◆ WORKING DATA ◆
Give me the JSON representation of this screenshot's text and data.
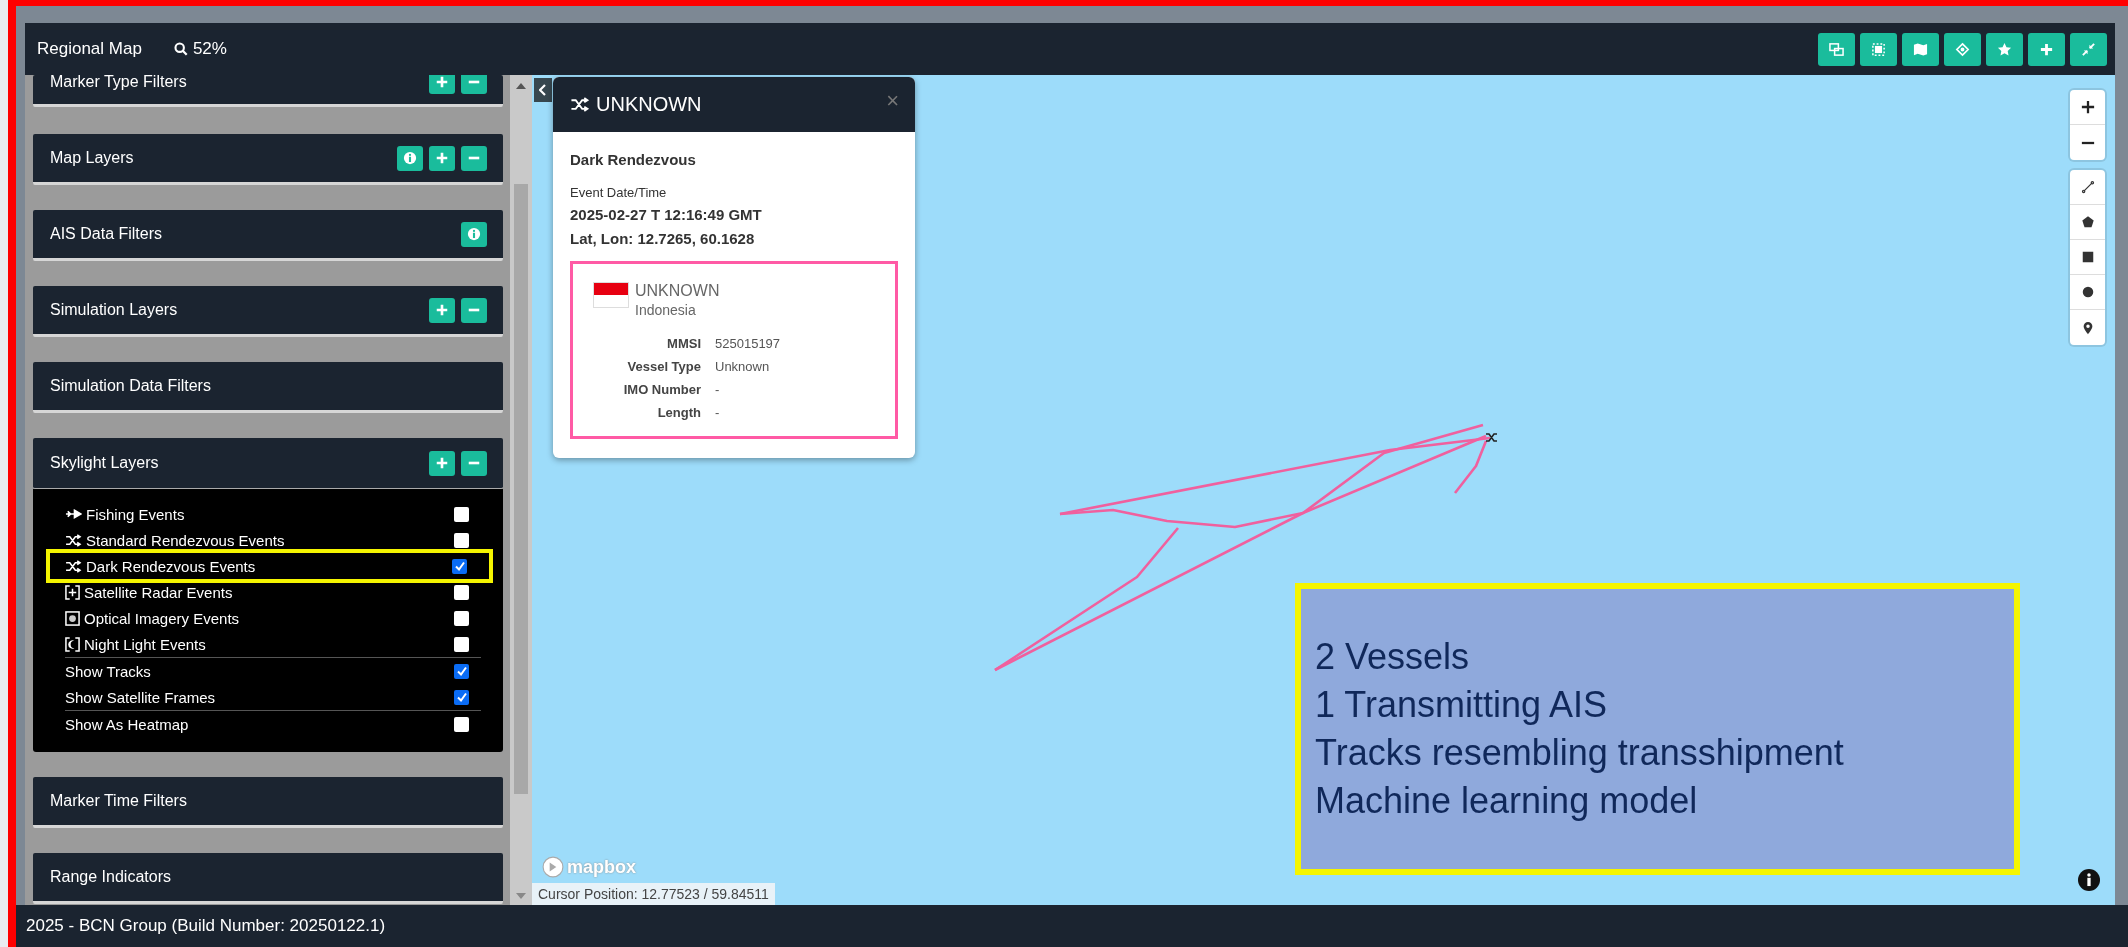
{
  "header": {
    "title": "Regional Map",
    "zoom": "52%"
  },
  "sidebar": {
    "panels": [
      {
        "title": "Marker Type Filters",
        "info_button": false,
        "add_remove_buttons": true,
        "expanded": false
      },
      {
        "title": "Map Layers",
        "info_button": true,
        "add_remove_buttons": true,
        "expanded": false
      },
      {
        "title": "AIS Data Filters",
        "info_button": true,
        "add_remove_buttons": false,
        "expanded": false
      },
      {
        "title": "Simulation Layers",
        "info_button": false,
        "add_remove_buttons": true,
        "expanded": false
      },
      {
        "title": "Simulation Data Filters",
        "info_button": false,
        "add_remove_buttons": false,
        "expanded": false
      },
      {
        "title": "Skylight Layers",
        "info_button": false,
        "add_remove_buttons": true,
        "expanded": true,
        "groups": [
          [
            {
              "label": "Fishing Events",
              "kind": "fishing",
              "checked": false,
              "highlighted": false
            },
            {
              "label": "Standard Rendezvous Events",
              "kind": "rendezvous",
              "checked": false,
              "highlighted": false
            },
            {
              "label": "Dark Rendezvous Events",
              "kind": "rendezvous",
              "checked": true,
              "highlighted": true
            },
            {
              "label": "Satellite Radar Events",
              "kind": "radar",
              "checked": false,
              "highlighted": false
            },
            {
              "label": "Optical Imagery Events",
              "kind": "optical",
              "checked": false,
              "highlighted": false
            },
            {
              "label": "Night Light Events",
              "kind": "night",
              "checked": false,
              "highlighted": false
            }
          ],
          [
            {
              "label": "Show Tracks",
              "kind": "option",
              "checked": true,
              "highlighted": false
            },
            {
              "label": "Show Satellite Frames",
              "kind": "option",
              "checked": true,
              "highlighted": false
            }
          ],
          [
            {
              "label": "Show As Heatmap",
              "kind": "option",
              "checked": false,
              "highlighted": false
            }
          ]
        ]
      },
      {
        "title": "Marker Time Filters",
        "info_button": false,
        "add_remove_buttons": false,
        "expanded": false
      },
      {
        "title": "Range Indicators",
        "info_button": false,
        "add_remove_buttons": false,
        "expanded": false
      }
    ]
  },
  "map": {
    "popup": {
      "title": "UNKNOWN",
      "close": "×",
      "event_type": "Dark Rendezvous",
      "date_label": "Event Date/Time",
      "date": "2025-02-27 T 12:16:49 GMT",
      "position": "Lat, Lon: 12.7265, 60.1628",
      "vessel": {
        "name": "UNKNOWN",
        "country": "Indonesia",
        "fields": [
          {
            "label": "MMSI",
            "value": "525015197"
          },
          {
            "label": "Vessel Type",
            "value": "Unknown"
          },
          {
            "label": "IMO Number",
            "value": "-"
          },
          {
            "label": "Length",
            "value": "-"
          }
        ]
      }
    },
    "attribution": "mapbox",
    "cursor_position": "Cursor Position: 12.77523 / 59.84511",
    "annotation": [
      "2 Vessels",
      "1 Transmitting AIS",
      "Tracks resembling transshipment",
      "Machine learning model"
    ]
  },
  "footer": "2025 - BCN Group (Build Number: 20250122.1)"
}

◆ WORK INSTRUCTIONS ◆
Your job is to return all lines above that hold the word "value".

◆ WORKED SOLUTION ◆
            "value": "525015197"
            "value": "Unknown"
            "value": "-"
            "value": "-"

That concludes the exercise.